Dublin Bus, similar to other transport organisations worldwide, has low female representation amongst its employees especially bus drivers. As of January 2016, 93.5% of Dublin Bus employees were men, with 97% of bus drivers being men.
There are many reasons for this underrepresentation of women in the transport industry including; gender stereotyping; gender segregation; societal norms; and perceptions around safety and ability.
There is also a strong business case for recruiting more women. Working populations are shrinking due to falling birth rates, which is resulting in a shrinking pool of skilled labour causing skills shortages in some areas. This is why organisations should be taking advantage of 100% of the talent pool available to them. Women bring different life experiences and values to a workplace and they have better de-escalating effects and communicative qualities than men which is important in a service industry such as public transport.
Gender balanced teams demonstrate higher collective intelligence not because one gender is better than the other but because they bring different things to the table and this helps reduce group think, and drive innovation and creativity.
Many studies show that equal opportunity in organisations boosts profitability, and achieves higher stock price growth. Women entering or returning to the workplace also helps the economy go around due to the additional workers spending money and paying taxes.
These are all strong reasons for an organisation to embrace gender diversity.
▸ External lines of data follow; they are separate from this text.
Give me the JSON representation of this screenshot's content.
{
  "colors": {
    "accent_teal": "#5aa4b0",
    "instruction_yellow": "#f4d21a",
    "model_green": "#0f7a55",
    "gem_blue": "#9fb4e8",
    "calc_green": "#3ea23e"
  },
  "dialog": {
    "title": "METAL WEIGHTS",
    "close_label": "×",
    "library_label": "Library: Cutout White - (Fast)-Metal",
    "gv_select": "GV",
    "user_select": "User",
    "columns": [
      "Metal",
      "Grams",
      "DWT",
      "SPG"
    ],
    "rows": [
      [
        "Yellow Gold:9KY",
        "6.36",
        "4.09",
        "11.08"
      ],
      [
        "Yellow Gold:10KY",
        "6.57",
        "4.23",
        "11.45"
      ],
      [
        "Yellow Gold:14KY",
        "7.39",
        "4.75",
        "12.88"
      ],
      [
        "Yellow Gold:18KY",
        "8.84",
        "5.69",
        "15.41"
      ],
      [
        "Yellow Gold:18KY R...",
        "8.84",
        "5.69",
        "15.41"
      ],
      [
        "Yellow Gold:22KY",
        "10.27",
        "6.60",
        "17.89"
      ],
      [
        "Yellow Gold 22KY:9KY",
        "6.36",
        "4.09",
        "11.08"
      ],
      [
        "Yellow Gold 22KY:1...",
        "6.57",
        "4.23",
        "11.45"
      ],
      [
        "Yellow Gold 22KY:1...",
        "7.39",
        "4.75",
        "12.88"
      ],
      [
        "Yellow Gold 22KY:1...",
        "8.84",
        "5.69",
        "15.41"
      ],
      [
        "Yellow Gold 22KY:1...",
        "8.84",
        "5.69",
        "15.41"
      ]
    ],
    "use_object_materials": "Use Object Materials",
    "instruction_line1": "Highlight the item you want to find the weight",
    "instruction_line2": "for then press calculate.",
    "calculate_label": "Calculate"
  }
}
In the spring of 2016 Dublin Bus held a number of Open Days for Women Drivers at our dedicated Training Centre. The purpose of these open days was to help tackle some of the perceptions around women and bus driving. The women who attended the open days were given the opportunity to drive a training bus, supervised by our training instructors, around a short course at our Training Centre. They also got a tour of our Central Control Centre, where our inspectors are based and our buses are controlled from and were provided with information on the recruitment process for bus drivers and the benefits of working for the company. Current female bus drivers and inspectors acted as guides on the day to answer any questions the participants had about working for Dublin Bus.
Nearly 100 women attended the open days. Applications from women for bus driving positions now make up approximately 10% of total applications compared to less than 1% previously.
Since the open days 24 women have been recruited as bus drivers which is a 32% increase on the total number of female bus drivers prior to this (75 to 99 female bus drivers).
Dublin Bus is committed to recruiting more female drivers into the organisation and will continue to encourage more women to apply with the use of open days as part of our overall recruitment policy.
Our goal is to continue to increase the female representation throughout Dublin Bus with a particular focus on bus drivers. We want to ensure a workforce that better reflects our customer base and the wider communities we serve.
Monday, 4 September 2017